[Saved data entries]
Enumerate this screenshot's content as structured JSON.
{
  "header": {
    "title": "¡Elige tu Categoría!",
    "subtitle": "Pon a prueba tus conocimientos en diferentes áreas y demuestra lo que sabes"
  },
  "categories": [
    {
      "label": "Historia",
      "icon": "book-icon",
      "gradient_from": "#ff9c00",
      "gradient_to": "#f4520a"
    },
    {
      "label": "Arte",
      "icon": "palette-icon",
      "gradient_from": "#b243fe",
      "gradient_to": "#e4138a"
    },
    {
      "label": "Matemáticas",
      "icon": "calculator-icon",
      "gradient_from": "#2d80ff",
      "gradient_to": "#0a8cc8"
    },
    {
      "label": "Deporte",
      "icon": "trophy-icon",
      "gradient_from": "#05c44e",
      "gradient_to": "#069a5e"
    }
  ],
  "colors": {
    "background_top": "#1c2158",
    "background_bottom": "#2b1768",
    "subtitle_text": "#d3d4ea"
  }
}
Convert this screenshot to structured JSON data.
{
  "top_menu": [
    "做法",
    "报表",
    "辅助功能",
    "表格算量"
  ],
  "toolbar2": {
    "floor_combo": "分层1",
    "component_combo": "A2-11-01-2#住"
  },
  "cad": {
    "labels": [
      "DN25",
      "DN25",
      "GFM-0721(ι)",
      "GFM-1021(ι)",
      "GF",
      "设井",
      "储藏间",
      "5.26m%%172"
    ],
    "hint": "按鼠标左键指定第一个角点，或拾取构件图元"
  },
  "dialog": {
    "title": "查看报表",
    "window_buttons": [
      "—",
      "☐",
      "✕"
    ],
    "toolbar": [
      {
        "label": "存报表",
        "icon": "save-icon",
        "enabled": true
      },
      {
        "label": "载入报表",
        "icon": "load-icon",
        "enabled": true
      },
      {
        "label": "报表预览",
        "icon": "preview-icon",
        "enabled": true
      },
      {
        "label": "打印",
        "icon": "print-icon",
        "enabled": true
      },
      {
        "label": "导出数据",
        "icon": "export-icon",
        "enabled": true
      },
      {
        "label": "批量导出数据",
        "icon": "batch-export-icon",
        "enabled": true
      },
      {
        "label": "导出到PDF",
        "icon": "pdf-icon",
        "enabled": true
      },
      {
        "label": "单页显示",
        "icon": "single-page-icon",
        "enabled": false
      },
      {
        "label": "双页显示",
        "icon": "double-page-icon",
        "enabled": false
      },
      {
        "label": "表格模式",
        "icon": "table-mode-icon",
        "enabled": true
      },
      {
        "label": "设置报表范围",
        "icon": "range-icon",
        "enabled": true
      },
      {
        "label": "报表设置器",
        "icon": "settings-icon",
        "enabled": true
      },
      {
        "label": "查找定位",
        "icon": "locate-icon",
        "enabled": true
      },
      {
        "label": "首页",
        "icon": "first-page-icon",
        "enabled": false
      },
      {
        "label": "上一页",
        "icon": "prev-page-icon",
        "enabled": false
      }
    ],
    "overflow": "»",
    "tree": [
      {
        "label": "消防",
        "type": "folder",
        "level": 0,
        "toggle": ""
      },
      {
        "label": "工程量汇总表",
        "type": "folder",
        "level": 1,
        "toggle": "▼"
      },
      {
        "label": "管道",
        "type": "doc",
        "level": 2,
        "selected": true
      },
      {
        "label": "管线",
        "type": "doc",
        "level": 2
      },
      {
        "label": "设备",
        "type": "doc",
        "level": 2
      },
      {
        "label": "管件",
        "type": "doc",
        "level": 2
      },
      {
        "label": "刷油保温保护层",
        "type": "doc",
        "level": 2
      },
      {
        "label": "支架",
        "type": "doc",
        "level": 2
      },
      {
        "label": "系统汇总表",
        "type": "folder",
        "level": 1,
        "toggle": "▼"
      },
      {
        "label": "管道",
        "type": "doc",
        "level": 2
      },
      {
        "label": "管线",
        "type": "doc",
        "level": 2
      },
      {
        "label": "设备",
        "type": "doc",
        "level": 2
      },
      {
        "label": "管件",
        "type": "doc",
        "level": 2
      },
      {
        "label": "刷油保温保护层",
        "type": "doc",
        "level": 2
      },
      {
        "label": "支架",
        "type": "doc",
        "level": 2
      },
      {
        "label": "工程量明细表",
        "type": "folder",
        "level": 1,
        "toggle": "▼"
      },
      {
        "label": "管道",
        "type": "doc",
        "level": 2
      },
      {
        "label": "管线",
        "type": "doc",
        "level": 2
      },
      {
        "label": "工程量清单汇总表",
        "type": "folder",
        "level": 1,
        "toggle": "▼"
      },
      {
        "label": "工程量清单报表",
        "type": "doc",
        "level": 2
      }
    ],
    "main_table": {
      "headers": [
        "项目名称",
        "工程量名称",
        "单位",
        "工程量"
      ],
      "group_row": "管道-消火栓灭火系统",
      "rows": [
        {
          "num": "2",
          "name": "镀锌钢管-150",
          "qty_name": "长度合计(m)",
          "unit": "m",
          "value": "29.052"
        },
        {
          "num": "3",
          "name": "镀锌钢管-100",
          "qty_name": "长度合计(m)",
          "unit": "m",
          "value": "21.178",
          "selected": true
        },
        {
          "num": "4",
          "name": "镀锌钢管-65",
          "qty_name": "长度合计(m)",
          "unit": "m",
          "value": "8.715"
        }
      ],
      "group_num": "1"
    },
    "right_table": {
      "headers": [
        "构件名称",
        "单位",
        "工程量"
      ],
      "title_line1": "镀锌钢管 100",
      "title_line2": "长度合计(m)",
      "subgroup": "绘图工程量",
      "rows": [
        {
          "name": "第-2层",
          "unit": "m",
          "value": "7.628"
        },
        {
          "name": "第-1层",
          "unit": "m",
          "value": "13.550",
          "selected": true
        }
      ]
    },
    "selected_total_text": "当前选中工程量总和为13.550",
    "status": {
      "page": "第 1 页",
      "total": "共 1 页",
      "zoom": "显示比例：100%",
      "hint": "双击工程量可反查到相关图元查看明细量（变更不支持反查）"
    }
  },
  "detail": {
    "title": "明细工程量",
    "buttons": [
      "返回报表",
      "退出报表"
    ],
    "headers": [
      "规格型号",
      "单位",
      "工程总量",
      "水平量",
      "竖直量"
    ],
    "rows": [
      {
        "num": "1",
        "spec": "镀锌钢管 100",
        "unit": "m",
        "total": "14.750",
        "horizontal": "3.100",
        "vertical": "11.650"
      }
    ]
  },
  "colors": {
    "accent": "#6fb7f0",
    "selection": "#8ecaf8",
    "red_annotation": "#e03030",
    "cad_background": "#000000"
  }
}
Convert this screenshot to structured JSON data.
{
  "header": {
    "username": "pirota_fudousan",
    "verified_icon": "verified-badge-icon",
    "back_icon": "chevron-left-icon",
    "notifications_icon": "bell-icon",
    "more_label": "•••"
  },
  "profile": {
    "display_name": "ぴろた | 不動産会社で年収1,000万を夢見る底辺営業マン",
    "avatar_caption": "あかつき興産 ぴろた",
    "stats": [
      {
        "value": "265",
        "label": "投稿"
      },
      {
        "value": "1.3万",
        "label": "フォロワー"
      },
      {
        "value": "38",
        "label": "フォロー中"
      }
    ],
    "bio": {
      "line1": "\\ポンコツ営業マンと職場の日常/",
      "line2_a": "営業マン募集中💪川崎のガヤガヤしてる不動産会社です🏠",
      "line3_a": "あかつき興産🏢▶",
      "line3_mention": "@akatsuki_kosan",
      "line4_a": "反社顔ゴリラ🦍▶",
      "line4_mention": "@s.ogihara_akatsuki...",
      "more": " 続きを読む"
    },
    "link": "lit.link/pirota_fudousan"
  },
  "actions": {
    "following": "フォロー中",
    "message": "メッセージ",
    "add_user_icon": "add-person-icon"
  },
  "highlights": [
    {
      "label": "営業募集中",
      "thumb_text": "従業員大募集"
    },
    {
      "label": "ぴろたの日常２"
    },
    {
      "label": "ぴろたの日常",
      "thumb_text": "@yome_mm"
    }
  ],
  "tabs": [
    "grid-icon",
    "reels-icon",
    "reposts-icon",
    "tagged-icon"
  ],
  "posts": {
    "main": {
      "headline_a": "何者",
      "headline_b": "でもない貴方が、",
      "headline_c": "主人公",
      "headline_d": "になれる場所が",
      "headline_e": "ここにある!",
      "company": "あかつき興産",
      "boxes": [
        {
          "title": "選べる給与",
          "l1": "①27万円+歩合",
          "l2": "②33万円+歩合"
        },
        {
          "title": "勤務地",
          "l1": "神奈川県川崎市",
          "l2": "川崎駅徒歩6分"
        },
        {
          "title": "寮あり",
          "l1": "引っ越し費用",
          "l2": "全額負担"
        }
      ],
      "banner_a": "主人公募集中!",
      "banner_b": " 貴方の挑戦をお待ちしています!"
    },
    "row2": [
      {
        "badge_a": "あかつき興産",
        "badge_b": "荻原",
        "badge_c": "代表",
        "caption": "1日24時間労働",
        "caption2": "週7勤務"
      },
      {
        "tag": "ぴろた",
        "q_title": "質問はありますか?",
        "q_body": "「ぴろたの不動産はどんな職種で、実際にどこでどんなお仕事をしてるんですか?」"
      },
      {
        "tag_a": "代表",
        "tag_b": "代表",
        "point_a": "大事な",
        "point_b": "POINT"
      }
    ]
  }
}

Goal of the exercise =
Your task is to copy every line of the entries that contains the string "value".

Answer to the problem =
          "value": "29.052"
          "value": "21.178",
          "value": "8.715"
          "value": "7.628"
          "value": "13.550",
        "value": "265",
        "value": "1.3万",
        "value": "38",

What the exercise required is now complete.